Patrick: What we've seen from customers is that their buying lines are changing from horizontal to vertical. Where in the past that you come to HPE for compute, then go to a networking vendor for networking and then a stand-alone storage vendor for storage, that is moving to more of a vertically-oriented approach in terms of "I have this workload or I have these SLAs, and I want you to provide me an integrated, tops-to-bottom experience that's gonna solve that problem for me." Whether you wanna call that hybrid IT or private cloud or a converged systems, it's sort of the same principles at the end of the day, you know, on how we essentially make our portfolio. We're a portfolio company, we think that portfolio companies in the end are gonna win, as opposed to just best of breed.
Susan: I think one of the most exciting things that we're doing is bringing artificial intelligence to the data centers. So that really is transformational. Its's really the forefront of building an autonomous data center. So we're using the capability that we acquired from HPE Nimble or Nimble Storage, HPE InfoSight, and we've building that into our portfolio. So we're using HPE InfoSight to bring that predictive analytics capability. You know, what's great about that is it covers not just storage, but the server stack, the networking, and so it really gives people insight into exactly what's happening around their storage infrastructure.

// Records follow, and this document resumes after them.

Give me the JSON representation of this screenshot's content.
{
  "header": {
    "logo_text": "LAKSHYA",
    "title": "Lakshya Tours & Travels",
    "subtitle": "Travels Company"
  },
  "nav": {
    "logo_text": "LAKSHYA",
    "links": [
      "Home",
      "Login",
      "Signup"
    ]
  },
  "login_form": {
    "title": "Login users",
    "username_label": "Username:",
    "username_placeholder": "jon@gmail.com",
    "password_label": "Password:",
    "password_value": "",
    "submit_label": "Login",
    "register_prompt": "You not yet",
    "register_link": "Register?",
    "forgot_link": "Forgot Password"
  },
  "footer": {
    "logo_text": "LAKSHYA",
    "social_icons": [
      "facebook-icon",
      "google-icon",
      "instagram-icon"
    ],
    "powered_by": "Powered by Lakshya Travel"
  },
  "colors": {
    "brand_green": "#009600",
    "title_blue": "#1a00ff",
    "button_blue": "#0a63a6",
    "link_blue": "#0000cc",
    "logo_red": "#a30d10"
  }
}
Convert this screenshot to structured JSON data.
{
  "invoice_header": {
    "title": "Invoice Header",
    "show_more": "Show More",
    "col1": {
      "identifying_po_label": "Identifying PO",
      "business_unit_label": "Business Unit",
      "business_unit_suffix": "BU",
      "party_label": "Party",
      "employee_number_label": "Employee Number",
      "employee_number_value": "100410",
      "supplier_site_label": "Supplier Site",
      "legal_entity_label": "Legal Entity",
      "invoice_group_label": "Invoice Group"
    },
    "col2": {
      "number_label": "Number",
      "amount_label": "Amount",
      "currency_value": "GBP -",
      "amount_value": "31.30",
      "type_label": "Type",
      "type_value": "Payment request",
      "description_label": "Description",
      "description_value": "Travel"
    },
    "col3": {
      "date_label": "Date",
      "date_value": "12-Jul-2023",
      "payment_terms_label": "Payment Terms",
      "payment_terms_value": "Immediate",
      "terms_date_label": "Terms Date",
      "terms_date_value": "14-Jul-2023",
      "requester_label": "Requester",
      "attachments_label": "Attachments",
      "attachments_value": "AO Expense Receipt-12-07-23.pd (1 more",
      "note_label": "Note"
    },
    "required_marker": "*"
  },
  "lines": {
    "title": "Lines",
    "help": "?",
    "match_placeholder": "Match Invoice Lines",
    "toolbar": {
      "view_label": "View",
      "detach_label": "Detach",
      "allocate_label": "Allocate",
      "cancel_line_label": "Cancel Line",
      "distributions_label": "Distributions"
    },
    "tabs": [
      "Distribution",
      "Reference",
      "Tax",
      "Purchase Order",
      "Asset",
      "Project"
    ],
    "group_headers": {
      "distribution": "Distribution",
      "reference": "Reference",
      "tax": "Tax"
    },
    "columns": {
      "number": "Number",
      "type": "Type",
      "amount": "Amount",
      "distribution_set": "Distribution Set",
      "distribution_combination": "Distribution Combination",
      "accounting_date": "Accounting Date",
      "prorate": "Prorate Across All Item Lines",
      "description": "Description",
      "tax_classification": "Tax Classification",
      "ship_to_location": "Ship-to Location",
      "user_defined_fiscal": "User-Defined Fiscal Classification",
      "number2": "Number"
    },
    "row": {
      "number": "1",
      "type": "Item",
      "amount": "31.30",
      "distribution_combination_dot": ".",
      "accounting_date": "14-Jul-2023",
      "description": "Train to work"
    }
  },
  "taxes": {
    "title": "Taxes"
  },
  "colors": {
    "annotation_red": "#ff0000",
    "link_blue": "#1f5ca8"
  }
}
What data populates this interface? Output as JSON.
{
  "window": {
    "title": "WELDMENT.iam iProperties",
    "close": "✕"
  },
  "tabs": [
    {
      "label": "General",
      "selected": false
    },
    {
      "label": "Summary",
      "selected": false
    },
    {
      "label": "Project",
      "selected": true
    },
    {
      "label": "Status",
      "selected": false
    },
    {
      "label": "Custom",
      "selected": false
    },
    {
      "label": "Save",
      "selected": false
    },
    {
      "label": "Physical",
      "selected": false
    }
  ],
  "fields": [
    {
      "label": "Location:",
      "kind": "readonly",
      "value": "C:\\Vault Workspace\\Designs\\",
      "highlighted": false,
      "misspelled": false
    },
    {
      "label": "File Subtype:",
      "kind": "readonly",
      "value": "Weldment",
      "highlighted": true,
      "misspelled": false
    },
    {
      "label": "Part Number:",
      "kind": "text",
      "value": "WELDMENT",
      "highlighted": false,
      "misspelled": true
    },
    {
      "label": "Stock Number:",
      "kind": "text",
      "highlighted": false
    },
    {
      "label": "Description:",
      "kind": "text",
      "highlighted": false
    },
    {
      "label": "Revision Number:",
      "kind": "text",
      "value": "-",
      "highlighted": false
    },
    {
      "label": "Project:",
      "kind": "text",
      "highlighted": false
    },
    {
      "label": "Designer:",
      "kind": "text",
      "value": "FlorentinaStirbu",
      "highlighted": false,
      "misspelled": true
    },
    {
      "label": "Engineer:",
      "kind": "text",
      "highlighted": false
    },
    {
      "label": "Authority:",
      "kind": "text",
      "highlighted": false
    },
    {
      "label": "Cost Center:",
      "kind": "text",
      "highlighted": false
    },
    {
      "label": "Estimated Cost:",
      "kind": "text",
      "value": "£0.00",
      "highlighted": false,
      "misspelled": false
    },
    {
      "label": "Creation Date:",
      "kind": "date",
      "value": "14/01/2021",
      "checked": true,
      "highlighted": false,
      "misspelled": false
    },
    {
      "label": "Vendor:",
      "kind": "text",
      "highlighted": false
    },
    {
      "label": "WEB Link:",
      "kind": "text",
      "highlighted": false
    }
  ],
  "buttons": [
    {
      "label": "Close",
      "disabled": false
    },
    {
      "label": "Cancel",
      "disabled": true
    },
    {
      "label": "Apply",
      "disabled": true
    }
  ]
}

Mark: What can I say by way of summary from what they told me and what I gauged at the event without foul of the challenge I mentioned earlier. Simply put, there's loads to applaud across HPE. I mentioned Madrid's temperature earlier, and Celsius or Fahrenheit situation for HPE is fascinating. It has morphed into being among the hottest of IT providers, but it still cannot crack being among the coolest. It has a fabulous portfolio but still too often projects a feeling of impressive functionality and capability rather than one of also being inspirational and aspirational. That said, given that it's easier to fix projection than portfolio, I think the forecast remains good.